**What is required:** All entries should be output exactly as they stand.

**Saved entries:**
****************************************

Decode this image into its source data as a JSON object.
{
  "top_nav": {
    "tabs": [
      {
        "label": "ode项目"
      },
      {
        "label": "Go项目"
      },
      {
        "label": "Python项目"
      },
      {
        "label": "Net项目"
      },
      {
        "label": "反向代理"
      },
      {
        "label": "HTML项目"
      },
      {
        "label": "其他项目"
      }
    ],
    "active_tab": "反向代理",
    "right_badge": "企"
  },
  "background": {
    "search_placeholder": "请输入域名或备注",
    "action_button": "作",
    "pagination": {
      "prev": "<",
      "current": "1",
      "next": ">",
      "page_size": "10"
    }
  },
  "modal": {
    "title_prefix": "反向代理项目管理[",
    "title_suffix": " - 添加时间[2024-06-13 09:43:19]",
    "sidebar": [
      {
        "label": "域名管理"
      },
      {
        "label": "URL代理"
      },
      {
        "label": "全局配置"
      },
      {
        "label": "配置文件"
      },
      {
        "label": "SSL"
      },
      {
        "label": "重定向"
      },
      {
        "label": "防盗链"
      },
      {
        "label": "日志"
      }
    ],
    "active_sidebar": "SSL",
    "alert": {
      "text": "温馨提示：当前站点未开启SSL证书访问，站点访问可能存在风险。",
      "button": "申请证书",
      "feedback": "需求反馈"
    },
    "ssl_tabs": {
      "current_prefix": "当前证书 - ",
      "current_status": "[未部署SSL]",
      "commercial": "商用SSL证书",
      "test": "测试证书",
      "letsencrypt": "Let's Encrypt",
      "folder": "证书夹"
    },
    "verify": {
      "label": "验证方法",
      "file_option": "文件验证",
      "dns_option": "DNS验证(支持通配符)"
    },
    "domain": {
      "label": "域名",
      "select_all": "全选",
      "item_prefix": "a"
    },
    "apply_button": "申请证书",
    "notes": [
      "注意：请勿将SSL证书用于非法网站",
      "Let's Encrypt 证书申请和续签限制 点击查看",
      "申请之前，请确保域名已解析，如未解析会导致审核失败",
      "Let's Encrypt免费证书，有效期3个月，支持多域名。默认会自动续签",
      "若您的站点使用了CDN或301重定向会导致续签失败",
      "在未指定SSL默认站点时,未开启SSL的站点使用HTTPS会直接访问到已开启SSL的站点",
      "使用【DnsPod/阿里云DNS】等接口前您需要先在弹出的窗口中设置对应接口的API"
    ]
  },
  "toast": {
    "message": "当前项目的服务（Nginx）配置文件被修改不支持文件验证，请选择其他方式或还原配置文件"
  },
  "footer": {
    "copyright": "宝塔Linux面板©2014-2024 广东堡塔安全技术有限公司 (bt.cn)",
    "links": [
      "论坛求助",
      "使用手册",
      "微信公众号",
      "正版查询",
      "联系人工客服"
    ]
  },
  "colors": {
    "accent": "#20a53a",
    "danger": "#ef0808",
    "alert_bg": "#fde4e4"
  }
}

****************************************

**Task result:**
Decode this image into its source data as a JSON object.
{
  "top_nav": {
    "tabs": [
      {
        "label": "ode项目"
      },
      {
        "label": "Go项目"
      },
      {
        "label": "Python项目"
      },
      {
        "label": "Net项目"
      },
      {
        "label": "反向代理"
      },
      {
        "label": "HTML项目"
      },
      {
        "label": "其他项目"
      }
    ],
    "active_tab": "反向代理",
    "right_badge": "企"
  },
  "background": {
    "search_placeholder": "请输入域名或备注",
    "action_button": "作",
    "pagination": {
      "prev": "<",
      "current": "1",
      "next": ">",
      "page_size": "10"
    }
  },
  "modal": {
    "title_prefix": "反向代理项目管理[",
    "title_suffix": " - 添加时间[2024-06-13 09:43:19]",
    "sidebar": [
      {
        "label": "域名管理"
      },
      {
        "label": "URL代理"
      },
      {
        "label": "全局配置"
      },
      {
        "label": "配置文件"
      },
      {
        "label": "SSL"
      },
      {
        "label": "重定向"
      },
      {
        "label": "防盗链"
      },
      {
        "label": "日志"
      }
    ],
    "active_sidebar": "SSL",
    "alert": {
      "text": "温馨提示：当前站点未开启SSL证书访问，站点访问可能存在风险。",
      "button": "申请证书",
      "feedback": "需求反馈"
    },
    "ssl_tabs": {
      "current_prefix": "当前证书 - ",
      "current_status": "[未部署SSL]",
      "commercial": "商用SSL证书",
      "test": "测试证书",
      "letsencrypt": "Let's Encrypt",
      "folder": "证书夹"
    },
    "verify": {
      "label": "验证方法",
      "file_option": "文件验证",
      "dns_option": "DNS验证(支持通配符)"
    },
    "domain": {
      "label": "域名",
      "select_all": "全选",
      "item_prefix": "a"
    },
    "apply_button": "申请证书",
    "notes": [
      "注意：请勿将SSL证书用于非法网站",
      "Let's Encrypt 证书申请和续签限制 点击查看",
      "申请之前，请确保域名已解析，如未解析会导致审核失败",
      "Let's Encrypt免费证书，有效期3个月，支持多域名。默认会自动续签",
      "若您的站点使用了CDN或301重定向会导致续签失败",
      "在未指定SSL默认站点时,未开启SSL的站点使用HTTPS会直接访问到已开启SSL的站点",
      "使用【DnsPod/阿里云DNS】等接口前您需要先在弹出的窗口中设置对应接口的API"
    ]
  },
  "toast": {
    "message": "当前项目的服务（Nginx）配置文件被修改不支持文件验证，请选择其他方式或还原配置文件"
  },
  "footer": {
    "copyright": "宝塔Linux面板©2014-2024 广东堡塔安全技术有限公司 (bt.cn)",
    "links": [
      "论坛求助",
      "使用手册",
      "微信公众号",
      "正版查询",
      "联系人工客服"
    ]
  },
  "colors": {
    "accent": "#20a53a",
    "danger": "#ef0808",
    "alert_bg": "#fde4e4"
  }
}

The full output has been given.